The charge of supplying dangerous drugs has involved a number of significant legal decisions over time, including in the High Court of Australia. These decisions, among others, shape the advice of lawyers who are called to represent individuals charged with drug supply.
High Court of Australia
In Maroney v The Queen  HCA 63, the High Court of Australia was required to consider whether the offence of supplying a dangerous drug could be charged against the person to whom the drug was supplied. At trial, the prosecution case was that the person to whom the drug was supplied within a correctional institution was Maroney. The prosecution case therefore characterised him as both the person who unlawfully supplied the dangerous drug and as the person to whom it was supplied. The contention that he could still be charged as a supplier if he was shown to have counselled or procured another person to supply him the drugs (as per section 7(1)(d) of the Criminal Code 1899 (Qld). Before the High Court, it was argued that as section 6 of the Drugs Misuse Act required the drug to be supplied to “another”, it was wrong for a conviction to stand where the case related to supplying the drug to himself. The majority (4-1) of the High Court found that the conviction should stand, as the counselling or procuring of another to supply the drugs meant that another person was involved in the supply of drugs to Maroney.
Queensland Court of Appeal
In R v Kaddour  QCA 37, the Queensland Court of Appeal heard an appeal which related to the interpretation of section 129(1)(a) and (b) of the Drugs Misuse Act. While drug supply offences are often proved with the aid of a certificate of a drug analyst, which sets out the results of the analysis of the substance in question, in this case the fact of the substance being a ‘dangerous drug’ was proved by circumstantial evidence. The decision confirms that so long as the evidence is sufficient to establish that a dangerous drug was supplied, there is no necessity for the prosecution to prove the specific type of drug that was supplied (i.e. cannabis, methylamphetamine, etc).

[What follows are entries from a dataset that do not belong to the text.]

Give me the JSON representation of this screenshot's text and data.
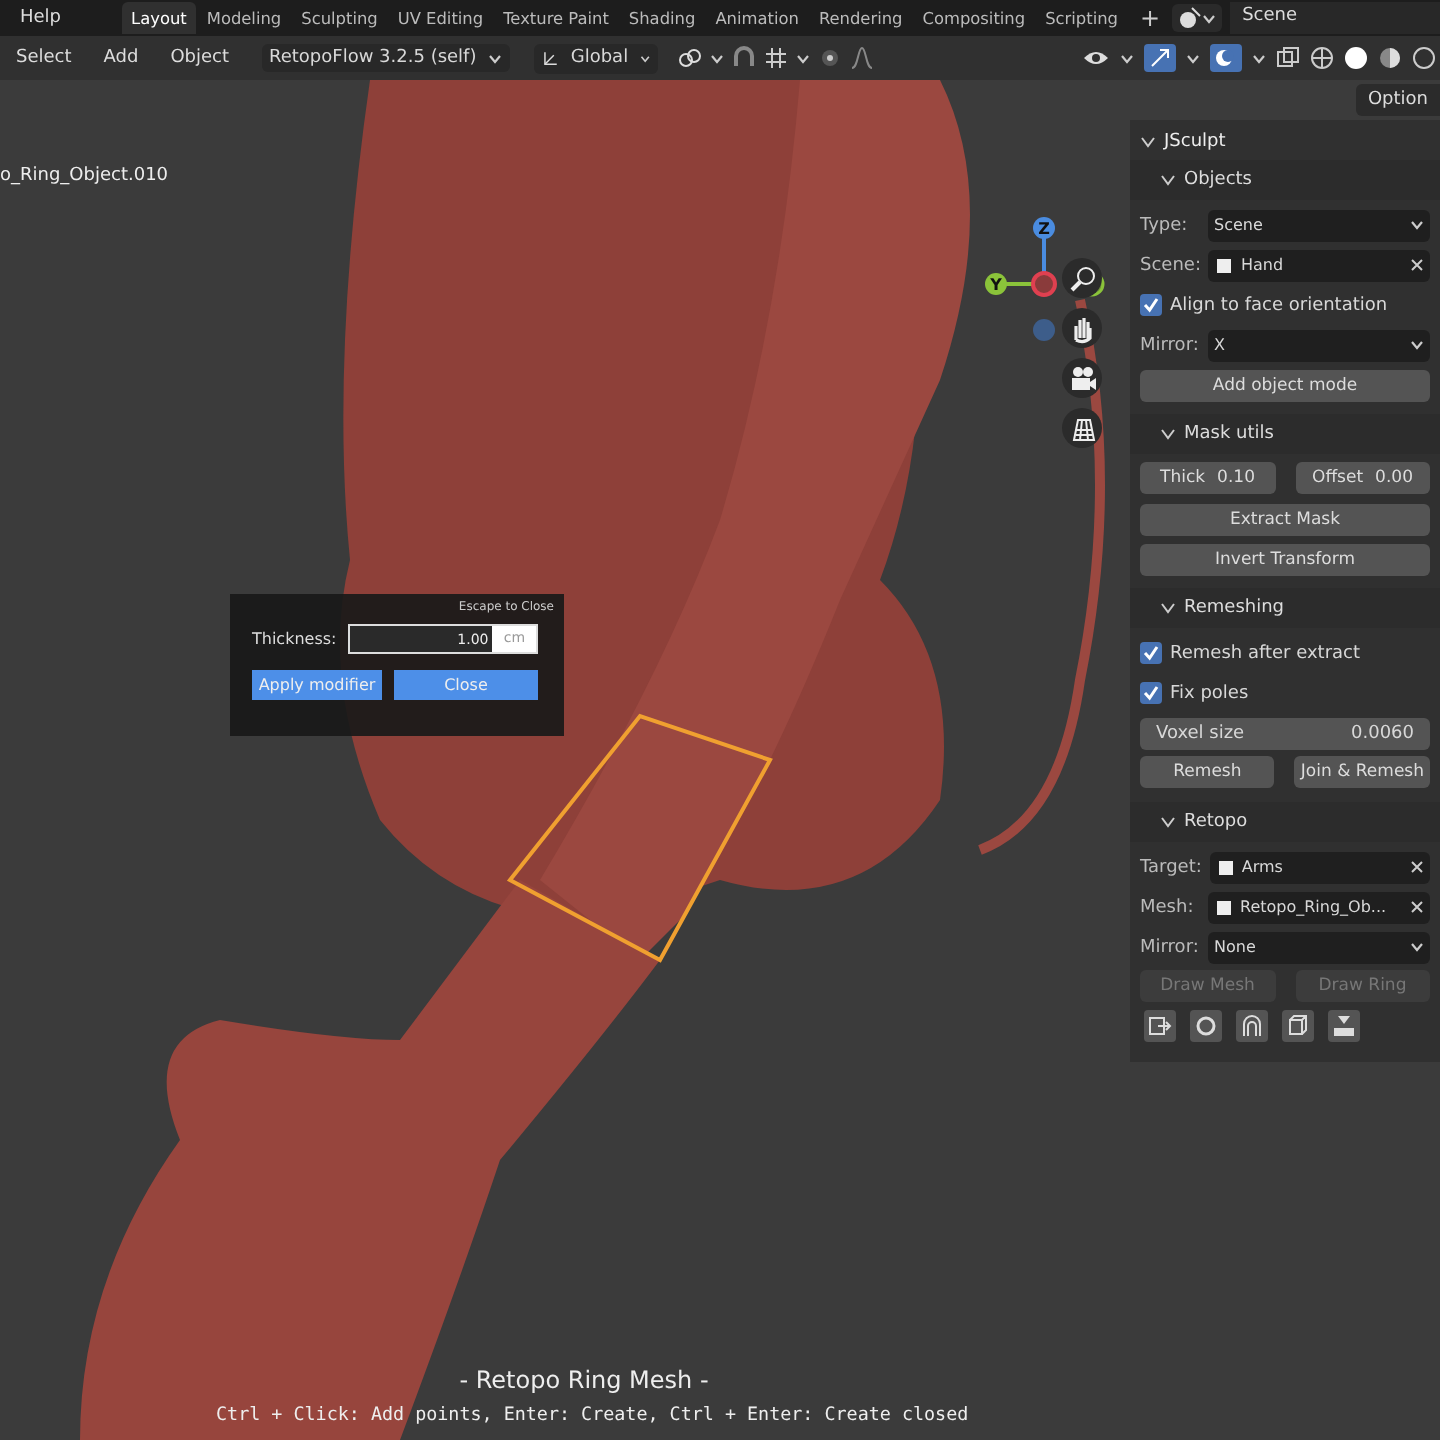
{
  "topbar": {
    "menu": "Help",
    "workspaces": [
      {
        "label": "Layout",
        "selected": true
      },
      {
        "label": "Modeling",
        "selected": false
      },
      {
        "label": "Sculpting",
        "selected": false
      },
      {
        "label": "UV Editing",
        "selected": false
      },
      {
        "label": "Texture Paint",
        "selected": false
      },
      {
        "label": "Shading",
        "selected": false
      },
      {
        "label": "Animation",
        "selected": false
      },
      {
        "label": "Rendering",
        "selected": false
      },
      {
        "label": "Compositing",
        "selected": false
      },
      {
        "label": "Scripting",
        "selected": false
      }
    ],
    "add_tab": "+",
    "scene": "Scene"
  },
  "header": {
    "menus": [
      "Select",
      "Add",
      "Object"
    ],
    "mode": "RetopoFlow 3.2.5 (self)",
    "orientation": "Global",
    "options_tab": "Option"
  },
  "viewport": {
    "object_name": "o_Ring_Object.010",
    "gizmo": {
      "z": "Z",
      "y": "Y"
    },
    "dialog": {
      "hint": "Escape to Close",
      "label": "Thickness:",
      "value": "1.00",
      "unit": "cm",
      "buttons": [
        "Apply modifier",
        "Close"
      ]
    },
    "footer_title": "- Retopo Ring Mesh -",
    "footer_hint": "Ctrl + Click: Add points, Enter: Create, Ctrl + Enter: Create closed"
  },
  "panel": {
    "title": "JSculpt",
    "expanded": true,
    "sections": [
      {
        "title": "Objects",
        "expanded": true,
        "rows": [
          {
            "kind": "dropdown",
            "label": "Type:",
            "value": "Scene"
          },
          {
            "kind": "object",
            "label": "Scene:",
            "value": "Hand"
          },
          {
            "kind": "checkbox",
            "label": "Align to face orientation",
            "checked": true
          },
          {
            "kind": "dropdown",
            "label": "Mirror:",
            "value": "X"
          },
          {
            "kind": "button",
            "label": "Add object mode",
            "disabled": false
          }
        ]
      },
      {
        "title": "Mask utils",
        "expanded": true,
        "rows": [
          {
            "kind": "pair",
            "items": [
              {
                "kind": "number",
                "label": "Thick",
                "value": "0.10"
              },
              {
                "kind": "number",
                "label": "Offset",
                "value": "0.00"
              }
            ]
          },
          {
            "kind": "button",
            "label": "Extract Mask",
            "disabled": false
          },
          {
            "kind": "button",
            "label": "Invert Transform",
            "disabled": false
          }
        ]
      },
      {
        "title": "Remeshing",
        "expanded": true,
        "rows": [
          {
            "kind": "checkbox",
            "label": "Remesh after extract",
            "checked": true
          },
          {
            "kind": "checkbox",
            "label": "Fix poles",
            "checked": true
          },
          {
            "kind": "slider",
            "label": "Voxel size",
            "value": "0.0060"
          },
          {
            "kind": "pair",
            "items": [
              {
                "kind": "button",
                "label": "Remesh",
                "disabled": false
              },
              {
                "kind": "button",
                "label": "Join & Remesh",
                "disabled": false
              }
            ]
          }
        ]
      },
      {
        "title": "Retopo",
        "expanded": true,
        "rows": [
          {
            "kind": "object",
            "label": "Target:",
            "value": "Arms"
          },
          {
            "kind": "object",
            "label": "Mesh:",
            "value": "Retopo_Ring_Ob..."
          },
          {
            "kind": "dropdown",
            "label": "Mirror:",
            "value": "None"
          },
          {
            "kind": "pair",
            "items": [
              {
                "kind": "button",
                "label": "Draw Mesh",
                "disabled": true
              },
              {
                "kind": "button",
                "label": "Draw Ring",
                "disabled": true
              }
            ]
          },
          {
            "kind": "icons"
          }
        ]
      }
    ]
  }
}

The following drug offences are possible charges that may be substituted for, or charged in addition to, a charge of drug trafficking: